## [TRY IT]
When you copy the data, keep every word exactly as it is and leave the pictures out.

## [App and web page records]
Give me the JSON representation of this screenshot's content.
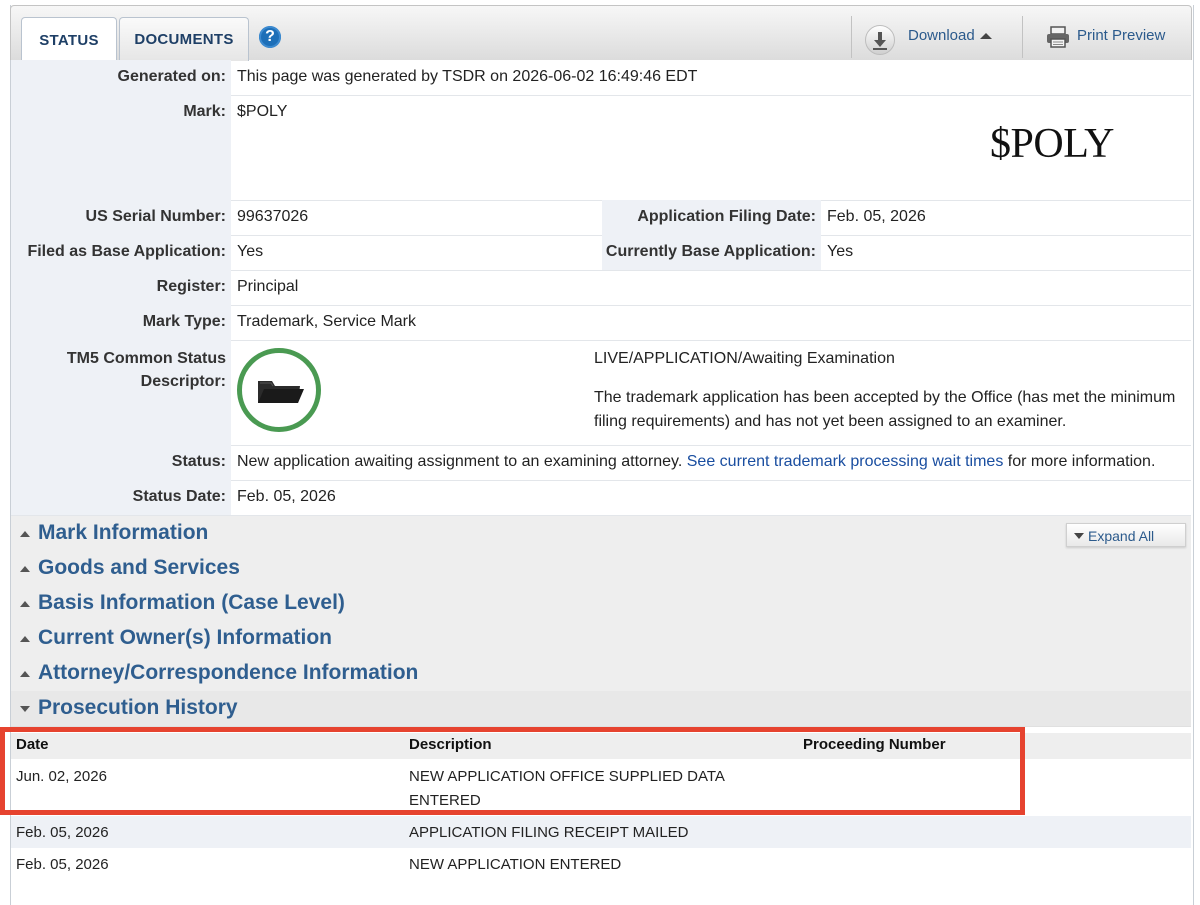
{
  "tabs": {
    "status": "STATUS",
    "documents": "DOCUMENTS",
    "help": "?"
  },
  "toolbar": {
    "download": "Download",
    "print_preview": "Print Preview"
  },
  "status": {
    "generated_on_label": "Generated on:",
    "generated_on_value": "This page was generated by TSDR on 2026-06-02 16:49:46 EDT",
    "mark_label": "Mark:",
    "mark_value": "$POLY",
    "mark_image_text": "$POLY",
    "serial_label": "US Serial Number:",
    "serial_value": "99637026",
    "filing_date_label": "Application Filing Date:",
    "filing_date_value": "Feb. 05, 2026",
    "filed_base_label": "Filed as Base Application:",
    "filed_base_value": "Yes",
    "current_base_label": "Currently Base Application:",
    "current_base_value": "Yes",
    "register_label": "Register:",
    "register_value": "Principal",
    "mark_type_label": "Mark Type:",
    "mark_type_value": "Trademark, Service Mark",
    "tm5_label_line1": "TM5 Common Status",
    "tm5_label_line2": "Descriptor:",
    "tm5_status": "LIVE/APPLICATION/Awaiting Examination",
    "tm5_desc_line1": "The trademark application has been accepted by the Office (has met the minimum",
    "tm5_desc_line2": "filing requirements) and has not yet been assigned to an examiner.",
    "status_label": "Status:",
    "status_text": "New application awaiting assignment to an examining attorney.",
    "status_link": "See current trademark processing wait times",
    "status_suffix": "for more information.",
    "status_date_label": "Status Date:",
    "status_date_value": "Feb. 05, 2026"
  },
  "sections": [
    "Mark Information",
    "Goods and Services",
    "Basis Information (Case Level)",
    "Current Owner(s) Information",
    "Attorney/Correspondence Information",
    "Prosecution History"
  ],
  "expand_all": "Expand All",
  "history": {
    "columns": [
      "Date",
      "Description",
      "Proceeding Number"
    ],
    "rows": [
      {
        "date": "Jun. 02, 2026",
        "desc_line1": "NEW APPLICATION OFFICE SUPPLIED DATA",
        "desc_line2": "ENTERED",
        "proceeding": ""
      },
      {
        "date": "Feb. 05, 2026",
        "desc_line1": "APPLICATION FILING RECEIPT MAILED",
        "desc_line2": "",
        "proceeding": ""
      },
      {
        "date": "Feb. 05, 2026",
        "desc_line1": "NEW APPLICATION ENTERED",
        "desc_line2": "",
        "proceeding": ""
      }
    ]
  },
  "colors": {
    "highlight": "#e6432f",
    "section_title": "#2f5e8f",
    "status_ring": "#4a9a52"
  }
}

## [REPLY TO THE TASK]
Give me the JSON representation of this screenshot's content.
{
  "tabs": {
    "status": "STATUS",
    "documents": "DOCUMENTS",
    "help": "?"
  },
  "toolbar": {
    "download": "Download",
    "print_preview": "Print Preview"
  },
  "status": {
    "generated_on_label": "Generated on:",
    "generated_on_value": "This page was generated by TSDR on 2026-06-02 16:49:46 EDT",
    "mark_label": "Mark:",
    "mark_value": "$POLY",
    "mark_image_text": "$POLY",
    "serial_label": "US Serial Number:",
    "serial_value": "99637026",
    "filing_date_label": "Application Filing Date:",
    "filing_date_value": "Feb. 05, 2026",
    "filed_base_label": "Filed as Base Application:",
    "filed_base_value": "Yes",
    "current_base_label": "Currently Base Application:",
    "current_base_value": "Yes",
    "register_label": "Register:",
    "register_value": "Principal",
    "mark_type_label": "Mark Type:",
    "mark_type_value": "Trademark, Service Mark",
    "tm5_label_line1": "TM5 Common Status",
    "tm5_label_line2": "Descriptor:",
    "tm5_status": "LIVE/APPLICATION/Awaiting Examination",
    "tm5_desc_line1": "The trademark application has been accepted by the Office (has met the minimum",
    "tm5_desc_line2": "filing requirements) and has not yet been assigned to an examiner.",
    "status_label": "Status:",
    "status_text": "New application awaiting assignment to an examining attorney.",
    "status_link": "See current trademark processing wait times",
    "status_suffix": "for more information.",
    "status_date_label": "Status Date:",
    "status_date_value": "Feb. 05, 2026"
  },
  "sections": [
    "Mark Information",
    "Goods and Services",
    "Basis Information (Case Level)",
    "Current Owner(s) Information",
    "Attorney/Correspondence Information",
    "Prosecution History"
  ],
  "expand_all": "Expand All",
  "history": {
    "columns": [
      "Date",
      "Description",
      "Proceeding Number"
    ],
    "rows": [
      {
        "date": "Jun. 02, 2026",
        "desc_line1": "NEW APPLICATION OFFICE SUPPLIED DATA",
        "desc_line2": "ENTERED",
        "proceeding": ""
      },
      {
        "date": "Feb. 05, 2026",
        "desc_line1": "APPLICATION FILING RECEIPT MAILED",
        "desc_line2": "",
        "proceeding": ""
      },
      {
        "date": "Feb. 05, 2026",
        "desc_line1": "NEW APPLICATION ENTERED",
        "desc_line2": "",
        "proceeding": ""
      }
    ]
  },
  "colors": {
    "highlight": "#e6432f",
    "section_title": "#2f5e8f",
    "status_ring": "#4a9a52"
  }
}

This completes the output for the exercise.